New figures from the World Health Organization (WHO) suggest South Africans drink too much. According the WHO’s annual global status report on alcohol and health for 2018, South Africans consume an average of 30 litres of alcohol in a single year. That’s a lot!
From doctors’ visits to medication and even rehabilitation, medical costs are increasing due in part to drinking. Hospitalisation due to drunk driving incidents or even accidents due to drunk pedestrians are also on the rise.
“We have seen an increase in anxiety and depression which correlates closely to excessive abuse of alcohol and other substances,” says Craig Comrie, CE and Principal Officer at Profmed.
Alcohol consumption is a causal factor in more than 200 disease and injury conditions, states the WHO. Drinking alcohol is associated with a risk of developing health problems such as mental and behavioural disorders, including alcohol dependence, major non-communicable diseases such as liver cirrhosis, some cancers and cardiovascular diseases.
In fact, the WHO attributes three million deaths every year, worldwide, to the harmful use of alcohol. It is to blame for 18% of suicides, 27% of traffic injuries and 18% of interpersonal violence cases in the world.
Many people use alcohol as a way to deal with stress, but, says Craig, better options are:
- Regular exercise
- Enough, restful sleep every night
- Productive hobbies
- A stable support structure
Tips For Drinking Less
You might not want to give up alcohol completely, but if you feel like cutting back, here’s how…
How much are you actually drinking? See sadd.org.za for information on the recommended daily limits.
You know how dieters are told to eat from a smaller plate? The same applies to alcohol – buy smaller glasses (125ml) for home and you’ll likely spread a 750ml bottle over a few days rather than pouring a third into a large 250ml glass. When out, order small again (or a single shot of spirit), and challenge yourself to make it last.
Pace and space
It’s the mantra if you’re cutting back – drink slowly and intersperse with non-alcoholic drinks.
Rules that suit you
Examine when you’re drinking and consider changing the situation. What about a rule that you’ll only drink at home if eating dinner? Or maybe you can attend the weekly after-work drinks every fortnight instead?
It won’t ‘go off’
That slug of wine left in the bottle really won’t go bad if you leave it another day or two. Get a good bottle stopper. Or, better still, pour it into an ice-cube tray, freeze and use for cooking. It saves you opening a new bottle when a recipe calls for wine.

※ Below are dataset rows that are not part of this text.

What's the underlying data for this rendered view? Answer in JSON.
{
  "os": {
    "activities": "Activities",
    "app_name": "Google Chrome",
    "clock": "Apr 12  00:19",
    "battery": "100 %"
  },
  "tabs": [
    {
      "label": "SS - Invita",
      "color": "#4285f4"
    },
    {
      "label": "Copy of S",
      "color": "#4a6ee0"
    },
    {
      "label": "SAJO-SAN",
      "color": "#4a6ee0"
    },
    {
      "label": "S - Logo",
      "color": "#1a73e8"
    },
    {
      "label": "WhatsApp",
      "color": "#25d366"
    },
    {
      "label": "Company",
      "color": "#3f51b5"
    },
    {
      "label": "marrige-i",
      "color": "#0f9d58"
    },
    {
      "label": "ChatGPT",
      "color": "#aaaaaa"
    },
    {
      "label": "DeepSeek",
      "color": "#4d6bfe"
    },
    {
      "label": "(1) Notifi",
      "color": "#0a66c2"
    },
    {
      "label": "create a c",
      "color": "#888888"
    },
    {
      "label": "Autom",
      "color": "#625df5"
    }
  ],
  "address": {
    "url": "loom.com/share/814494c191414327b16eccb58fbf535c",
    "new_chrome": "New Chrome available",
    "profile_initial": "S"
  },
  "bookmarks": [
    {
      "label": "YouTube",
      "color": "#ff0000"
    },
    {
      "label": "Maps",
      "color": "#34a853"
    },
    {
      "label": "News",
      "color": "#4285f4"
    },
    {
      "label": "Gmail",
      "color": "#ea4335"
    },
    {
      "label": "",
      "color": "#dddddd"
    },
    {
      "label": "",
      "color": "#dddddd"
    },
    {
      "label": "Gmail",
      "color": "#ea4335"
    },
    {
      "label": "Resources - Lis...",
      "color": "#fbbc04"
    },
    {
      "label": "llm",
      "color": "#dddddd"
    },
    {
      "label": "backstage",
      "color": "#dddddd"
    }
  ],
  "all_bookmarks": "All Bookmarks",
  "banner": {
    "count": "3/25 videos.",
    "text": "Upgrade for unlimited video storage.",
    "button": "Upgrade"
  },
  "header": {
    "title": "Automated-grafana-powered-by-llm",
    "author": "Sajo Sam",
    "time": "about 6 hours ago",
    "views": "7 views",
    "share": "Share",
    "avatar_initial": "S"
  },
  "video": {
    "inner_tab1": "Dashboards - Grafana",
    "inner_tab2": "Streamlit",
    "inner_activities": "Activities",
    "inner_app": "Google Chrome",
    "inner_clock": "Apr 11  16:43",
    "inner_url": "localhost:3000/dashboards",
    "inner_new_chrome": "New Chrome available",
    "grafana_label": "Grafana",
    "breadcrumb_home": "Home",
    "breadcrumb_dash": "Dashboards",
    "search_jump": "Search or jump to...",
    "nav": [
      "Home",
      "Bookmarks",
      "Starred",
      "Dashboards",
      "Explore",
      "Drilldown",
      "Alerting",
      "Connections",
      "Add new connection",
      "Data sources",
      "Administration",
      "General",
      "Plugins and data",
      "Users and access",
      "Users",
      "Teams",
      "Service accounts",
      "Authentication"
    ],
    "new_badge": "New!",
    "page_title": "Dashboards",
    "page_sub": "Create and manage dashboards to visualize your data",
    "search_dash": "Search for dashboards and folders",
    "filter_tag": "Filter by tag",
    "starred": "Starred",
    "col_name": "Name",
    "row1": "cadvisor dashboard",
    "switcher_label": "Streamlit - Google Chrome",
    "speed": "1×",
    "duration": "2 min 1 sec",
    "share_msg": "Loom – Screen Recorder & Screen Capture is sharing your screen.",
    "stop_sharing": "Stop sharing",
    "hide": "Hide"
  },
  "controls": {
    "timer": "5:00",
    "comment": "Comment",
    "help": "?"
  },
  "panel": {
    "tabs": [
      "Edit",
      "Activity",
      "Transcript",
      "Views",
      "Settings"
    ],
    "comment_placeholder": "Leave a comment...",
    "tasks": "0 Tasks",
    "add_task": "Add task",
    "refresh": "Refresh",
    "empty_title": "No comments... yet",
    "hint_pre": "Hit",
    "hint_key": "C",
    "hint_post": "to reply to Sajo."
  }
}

If you think you may need help to stop drinking, visit aasouthafrica.org.za.
By Health Writer, Belinda dos Santos